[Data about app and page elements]
+--

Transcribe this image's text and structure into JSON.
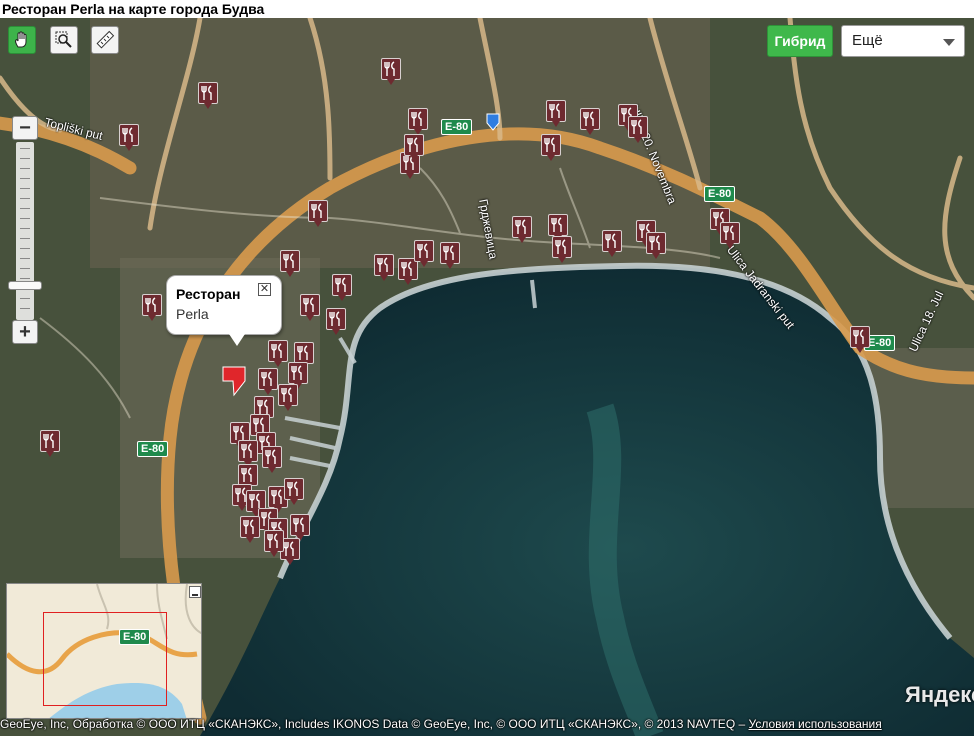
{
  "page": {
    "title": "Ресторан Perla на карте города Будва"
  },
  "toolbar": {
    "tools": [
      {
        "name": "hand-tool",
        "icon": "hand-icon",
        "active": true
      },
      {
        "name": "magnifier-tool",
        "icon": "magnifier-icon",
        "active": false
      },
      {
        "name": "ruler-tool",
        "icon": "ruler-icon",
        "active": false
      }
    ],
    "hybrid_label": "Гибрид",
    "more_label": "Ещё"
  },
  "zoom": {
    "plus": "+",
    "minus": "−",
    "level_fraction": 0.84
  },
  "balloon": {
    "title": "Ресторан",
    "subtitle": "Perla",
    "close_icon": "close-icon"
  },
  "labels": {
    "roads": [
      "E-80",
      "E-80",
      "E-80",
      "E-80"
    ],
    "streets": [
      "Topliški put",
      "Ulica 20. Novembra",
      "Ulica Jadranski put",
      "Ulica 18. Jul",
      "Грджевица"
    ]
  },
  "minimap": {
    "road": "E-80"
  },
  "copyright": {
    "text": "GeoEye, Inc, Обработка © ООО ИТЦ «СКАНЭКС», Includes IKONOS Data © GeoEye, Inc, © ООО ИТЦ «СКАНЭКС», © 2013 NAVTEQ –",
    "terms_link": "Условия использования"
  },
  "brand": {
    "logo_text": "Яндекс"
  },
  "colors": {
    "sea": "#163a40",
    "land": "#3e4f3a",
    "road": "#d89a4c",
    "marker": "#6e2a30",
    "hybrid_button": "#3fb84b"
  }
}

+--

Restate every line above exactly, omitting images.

Transcribe this image's text and structure into JSON.
{
  "page": {
    "title": "Ресторан Perla на карте города Будва"
  },
  "toolbar": {
    "tools": [
      {
        "name": "hand-tool",
        "icon": "hand-icon",
        "active": true
      },
      {
        "name": "magnifier-tool",
        "icon": "magnifier-icon",
        "active": false
      },
      {
        "name": "ruler-tool",
        "icon": "ruler-icon",
        "active": false
      }
    ],
    "hybrid_label": "Гибрид",
    "more_label": "Ещё"
  },
  "zoom": {
    "plus": "+",
    "minus": "−",
    "level_fraction": 0.84
  },
  "balloon": {
    "title": "Ресторан",
    "subtitle": "Perla",
    "close_icon": "close-icon"
  },
  "labels": {
    "roads": [
      "E-80",
      "E-80",
      "E-80",
      "E-80"
    ],
    "streets": [
      "Topliški put",
      "Ulica 20. Novembra",
      "Ulica Jadranski put",
      "Ulica 18. Jul",
      "Грджевица"
    ]
  },
  "minimap": {
    "road": "E-80"
  },
  "copyright": {
    "text": "GeoEye, Inc, Обработка © ООО ИТЦ «СКАНЭКС», Includes IKONOS Data © GeoEye, Inc, © ООО ИТЦ «СКАНЭКС», © 2013 NAVTEQ –",
    "terms_link": "Условия использования"
  },
  "brand": {
    "logo_text": "Яндекс"
  },
  "colors": {
    "sea": "#163a40",
    "land": "#3e4f3a",
    "road": "#d89a4c",
    "marker": "#6e2a30",
    "hybrid_button": "#3fb84b"
  }
}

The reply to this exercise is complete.